▸ WORK ORDER: The required response is the number of lines in the entries that include the word "highlight", with nothing added.

[Records excerpted from a collection]
# # # # #

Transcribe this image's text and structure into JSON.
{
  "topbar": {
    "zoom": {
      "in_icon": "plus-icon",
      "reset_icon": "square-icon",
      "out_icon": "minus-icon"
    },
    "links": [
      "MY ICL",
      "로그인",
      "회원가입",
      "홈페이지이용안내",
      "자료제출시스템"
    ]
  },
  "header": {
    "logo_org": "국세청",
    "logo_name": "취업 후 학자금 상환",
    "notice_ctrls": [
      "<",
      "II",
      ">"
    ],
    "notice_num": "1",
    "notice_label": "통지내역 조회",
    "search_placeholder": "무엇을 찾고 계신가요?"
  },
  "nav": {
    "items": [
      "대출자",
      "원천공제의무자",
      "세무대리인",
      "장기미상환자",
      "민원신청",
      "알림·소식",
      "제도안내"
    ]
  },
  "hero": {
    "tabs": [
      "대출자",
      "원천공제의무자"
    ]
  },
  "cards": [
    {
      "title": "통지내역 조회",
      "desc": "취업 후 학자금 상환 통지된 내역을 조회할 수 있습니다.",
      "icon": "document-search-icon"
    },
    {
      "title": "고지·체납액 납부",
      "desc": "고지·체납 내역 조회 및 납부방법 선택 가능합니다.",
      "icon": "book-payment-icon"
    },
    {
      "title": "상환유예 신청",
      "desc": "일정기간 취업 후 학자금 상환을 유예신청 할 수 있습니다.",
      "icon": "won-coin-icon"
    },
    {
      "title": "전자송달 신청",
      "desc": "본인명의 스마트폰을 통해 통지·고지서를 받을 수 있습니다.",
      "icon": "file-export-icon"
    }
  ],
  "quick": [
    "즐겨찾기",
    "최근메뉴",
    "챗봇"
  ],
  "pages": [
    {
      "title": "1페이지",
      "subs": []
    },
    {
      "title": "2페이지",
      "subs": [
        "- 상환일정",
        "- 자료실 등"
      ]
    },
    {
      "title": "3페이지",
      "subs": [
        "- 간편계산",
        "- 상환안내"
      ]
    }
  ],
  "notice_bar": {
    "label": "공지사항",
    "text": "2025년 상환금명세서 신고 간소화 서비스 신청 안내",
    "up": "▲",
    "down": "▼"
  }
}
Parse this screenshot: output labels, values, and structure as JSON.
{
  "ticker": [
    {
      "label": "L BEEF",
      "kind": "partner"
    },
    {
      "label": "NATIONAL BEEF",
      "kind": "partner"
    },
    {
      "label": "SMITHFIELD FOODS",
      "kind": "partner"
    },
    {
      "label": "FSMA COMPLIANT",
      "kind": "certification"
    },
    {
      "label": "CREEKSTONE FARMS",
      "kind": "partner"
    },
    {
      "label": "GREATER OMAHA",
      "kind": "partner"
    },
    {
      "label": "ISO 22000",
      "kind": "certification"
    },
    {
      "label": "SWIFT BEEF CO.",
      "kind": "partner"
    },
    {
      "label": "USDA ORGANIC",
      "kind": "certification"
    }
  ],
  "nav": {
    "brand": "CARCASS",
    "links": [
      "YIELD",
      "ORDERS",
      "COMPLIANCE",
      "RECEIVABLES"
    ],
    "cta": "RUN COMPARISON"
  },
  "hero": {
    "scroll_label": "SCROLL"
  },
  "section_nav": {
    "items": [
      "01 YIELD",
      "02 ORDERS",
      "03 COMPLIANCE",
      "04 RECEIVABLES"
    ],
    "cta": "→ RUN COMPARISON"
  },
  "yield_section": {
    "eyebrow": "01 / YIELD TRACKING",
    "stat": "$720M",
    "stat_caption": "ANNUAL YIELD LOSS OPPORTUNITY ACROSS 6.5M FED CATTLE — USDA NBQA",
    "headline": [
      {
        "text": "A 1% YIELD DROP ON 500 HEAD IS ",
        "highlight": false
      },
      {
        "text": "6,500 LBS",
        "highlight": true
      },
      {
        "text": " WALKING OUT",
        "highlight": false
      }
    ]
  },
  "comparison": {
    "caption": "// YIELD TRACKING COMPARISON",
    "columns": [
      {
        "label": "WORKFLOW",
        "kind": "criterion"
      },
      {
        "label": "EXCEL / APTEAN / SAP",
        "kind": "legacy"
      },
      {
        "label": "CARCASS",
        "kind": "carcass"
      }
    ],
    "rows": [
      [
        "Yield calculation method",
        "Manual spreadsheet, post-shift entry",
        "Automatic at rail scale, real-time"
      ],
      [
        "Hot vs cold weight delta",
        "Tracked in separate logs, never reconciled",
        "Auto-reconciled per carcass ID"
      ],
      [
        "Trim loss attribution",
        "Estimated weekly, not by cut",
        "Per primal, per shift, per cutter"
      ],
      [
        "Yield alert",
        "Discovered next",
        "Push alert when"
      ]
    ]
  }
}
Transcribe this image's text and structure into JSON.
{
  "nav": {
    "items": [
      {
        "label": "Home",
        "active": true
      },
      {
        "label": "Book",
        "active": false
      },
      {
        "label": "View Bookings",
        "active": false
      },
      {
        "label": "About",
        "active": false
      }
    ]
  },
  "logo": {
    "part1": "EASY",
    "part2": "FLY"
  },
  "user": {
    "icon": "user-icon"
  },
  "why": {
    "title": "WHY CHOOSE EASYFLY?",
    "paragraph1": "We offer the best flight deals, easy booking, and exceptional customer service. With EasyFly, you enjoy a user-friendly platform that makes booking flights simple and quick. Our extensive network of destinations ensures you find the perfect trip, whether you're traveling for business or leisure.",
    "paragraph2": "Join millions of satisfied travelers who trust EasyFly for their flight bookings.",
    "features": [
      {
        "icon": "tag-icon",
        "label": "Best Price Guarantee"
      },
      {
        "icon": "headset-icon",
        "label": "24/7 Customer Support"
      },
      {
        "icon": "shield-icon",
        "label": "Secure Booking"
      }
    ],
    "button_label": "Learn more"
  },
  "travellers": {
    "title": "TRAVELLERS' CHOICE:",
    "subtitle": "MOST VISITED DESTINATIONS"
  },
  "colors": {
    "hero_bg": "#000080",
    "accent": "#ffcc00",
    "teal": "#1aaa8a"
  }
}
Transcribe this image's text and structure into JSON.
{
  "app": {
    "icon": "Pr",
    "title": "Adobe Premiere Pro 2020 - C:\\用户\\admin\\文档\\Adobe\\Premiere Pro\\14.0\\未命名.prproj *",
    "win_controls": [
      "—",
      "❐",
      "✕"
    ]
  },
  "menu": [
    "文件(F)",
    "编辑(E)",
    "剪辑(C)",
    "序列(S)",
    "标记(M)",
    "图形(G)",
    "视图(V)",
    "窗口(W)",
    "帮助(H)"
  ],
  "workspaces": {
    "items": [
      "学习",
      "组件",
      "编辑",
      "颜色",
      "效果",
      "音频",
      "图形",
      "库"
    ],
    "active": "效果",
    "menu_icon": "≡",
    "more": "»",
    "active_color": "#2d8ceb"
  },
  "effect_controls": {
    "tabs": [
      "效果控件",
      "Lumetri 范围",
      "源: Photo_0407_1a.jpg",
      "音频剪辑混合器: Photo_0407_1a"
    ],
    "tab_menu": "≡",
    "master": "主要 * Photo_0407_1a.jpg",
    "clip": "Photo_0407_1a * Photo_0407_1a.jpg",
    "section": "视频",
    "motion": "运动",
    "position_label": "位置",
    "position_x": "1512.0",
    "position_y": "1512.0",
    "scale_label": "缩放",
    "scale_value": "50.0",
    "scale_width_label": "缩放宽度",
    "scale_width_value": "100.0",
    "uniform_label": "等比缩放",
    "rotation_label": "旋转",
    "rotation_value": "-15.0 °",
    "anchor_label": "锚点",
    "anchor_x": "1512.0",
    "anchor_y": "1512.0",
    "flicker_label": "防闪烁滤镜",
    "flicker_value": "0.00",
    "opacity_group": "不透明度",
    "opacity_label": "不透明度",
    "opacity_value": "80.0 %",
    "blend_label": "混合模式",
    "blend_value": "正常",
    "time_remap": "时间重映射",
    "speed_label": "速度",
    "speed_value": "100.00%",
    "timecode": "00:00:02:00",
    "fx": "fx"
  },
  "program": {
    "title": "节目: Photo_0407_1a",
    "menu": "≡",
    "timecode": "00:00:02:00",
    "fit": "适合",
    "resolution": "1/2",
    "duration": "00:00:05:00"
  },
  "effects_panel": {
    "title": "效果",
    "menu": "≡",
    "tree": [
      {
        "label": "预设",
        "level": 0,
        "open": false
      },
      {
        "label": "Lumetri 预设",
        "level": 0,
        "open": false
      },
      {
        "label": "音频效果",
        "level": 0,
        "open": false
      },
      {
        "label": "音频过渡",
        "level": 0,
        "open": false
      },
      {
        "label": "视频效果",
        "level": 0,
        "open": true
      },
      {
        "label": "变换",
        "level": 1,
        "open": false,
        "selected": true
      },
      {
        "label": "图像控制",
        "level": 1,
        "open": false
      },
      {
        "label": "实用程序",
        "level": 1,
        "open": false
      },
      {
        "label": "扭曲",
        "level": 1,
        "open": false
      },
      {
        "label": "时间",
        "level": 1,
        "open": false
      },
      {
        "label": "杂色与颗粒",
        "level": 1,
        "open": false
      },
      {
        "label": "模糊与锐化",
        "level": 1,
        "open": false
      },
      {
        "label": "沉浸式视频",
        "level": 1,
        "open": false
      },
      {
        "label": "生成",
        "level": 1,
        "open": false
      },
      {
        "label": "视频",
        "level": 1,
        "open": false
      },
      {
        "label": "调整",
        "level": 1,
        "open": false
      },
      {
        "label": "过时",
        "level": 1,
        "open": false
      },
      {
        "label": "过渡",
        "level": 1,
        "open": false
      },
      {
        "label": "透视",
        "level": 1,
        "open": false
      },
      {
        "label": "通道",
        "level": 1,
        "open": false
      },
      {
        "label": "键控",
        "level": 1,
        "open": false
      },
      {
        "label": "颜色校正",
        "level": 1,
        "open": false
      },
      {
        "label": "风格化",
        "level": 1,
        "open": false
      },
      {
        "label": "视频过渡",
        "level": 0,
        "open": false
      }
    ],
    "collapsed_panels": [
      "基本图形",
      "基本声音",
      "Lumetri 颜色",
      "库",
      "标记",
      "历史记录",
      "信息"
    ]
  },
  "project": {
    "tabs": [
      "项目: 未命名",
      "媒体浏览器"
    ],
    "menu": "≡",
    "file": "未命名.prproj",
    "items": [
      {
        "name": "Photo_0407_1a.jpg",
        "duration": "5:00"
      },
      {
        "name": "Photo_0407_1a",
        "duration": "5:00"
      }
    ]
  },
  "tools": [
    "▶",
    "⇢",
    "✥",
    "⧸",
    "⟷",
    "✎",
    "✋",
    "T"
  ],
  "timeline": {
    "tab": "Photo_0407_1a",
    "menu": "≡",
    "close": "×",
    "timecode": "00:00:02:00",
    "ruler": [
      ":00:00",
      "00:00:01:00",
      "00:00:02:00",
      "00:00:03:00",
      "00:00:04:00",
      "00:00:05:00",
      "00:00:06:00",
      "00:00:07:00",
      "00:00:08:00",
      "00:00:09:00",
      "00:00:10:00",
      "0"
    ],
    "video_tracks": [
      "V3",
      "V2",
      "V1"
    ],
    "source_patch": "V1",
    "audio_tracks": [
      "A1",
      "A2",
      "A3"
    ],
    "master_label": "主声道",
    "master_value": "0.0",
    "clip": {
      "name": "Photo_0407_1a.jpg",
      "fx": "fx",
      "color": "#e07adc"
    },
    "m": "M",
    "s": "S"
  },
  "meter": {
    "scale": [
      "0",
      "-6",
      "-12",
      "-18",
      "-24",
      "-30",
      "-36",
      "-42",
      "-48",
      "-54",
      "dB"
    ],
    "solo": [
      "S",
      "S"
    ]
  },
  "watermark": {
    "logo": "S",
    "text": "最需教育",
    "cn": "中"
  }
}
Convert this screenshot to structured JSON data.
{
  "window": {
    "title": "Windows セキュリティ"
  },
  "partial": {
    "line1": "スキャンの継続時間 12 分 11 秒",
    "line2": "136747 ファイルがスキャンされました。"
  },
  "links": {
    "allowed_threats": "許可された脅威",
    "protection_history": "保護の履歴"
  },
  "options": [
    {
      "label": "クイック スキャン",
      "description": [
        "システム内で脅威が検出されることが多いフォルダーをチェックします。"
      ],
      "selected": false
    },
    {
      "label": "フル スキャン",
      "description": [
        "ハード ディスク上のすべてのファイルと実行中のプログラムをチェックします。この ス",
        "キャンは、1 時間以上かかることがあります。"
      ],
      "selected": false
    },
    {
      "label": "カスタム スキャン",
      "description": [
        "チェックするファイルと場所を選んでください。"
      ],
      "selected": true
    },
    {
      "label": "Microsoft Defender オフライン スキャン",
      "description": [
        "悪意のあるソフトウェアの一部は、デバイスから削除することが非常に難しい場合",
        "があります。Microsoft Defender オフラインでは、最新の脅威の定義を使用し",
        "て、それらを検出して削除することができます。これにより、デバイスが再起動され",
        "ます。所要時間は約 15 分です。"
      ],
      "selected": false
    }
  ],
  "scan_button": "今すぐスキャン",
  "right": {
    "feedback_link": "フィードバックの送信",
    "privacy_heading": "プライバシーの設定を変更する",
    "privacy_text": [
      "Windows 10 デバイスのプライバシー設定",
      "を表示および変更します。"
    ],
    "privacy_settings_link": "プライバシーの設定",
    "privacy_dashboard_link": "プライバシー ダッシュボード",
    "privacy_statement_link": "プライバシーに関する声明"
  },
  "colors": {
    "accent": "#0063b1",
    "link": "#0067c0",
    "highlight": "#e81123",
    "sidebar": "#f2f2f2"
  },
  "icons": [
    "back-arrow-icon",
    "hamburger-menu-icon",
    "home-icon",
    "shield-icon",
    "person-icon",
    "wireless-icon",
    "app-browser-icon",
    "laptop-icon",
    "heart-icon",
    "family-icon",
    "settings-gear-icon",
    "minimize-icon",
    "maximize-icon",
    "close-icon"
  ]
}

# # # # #

▸ RESULT FOR THIS TASK: 4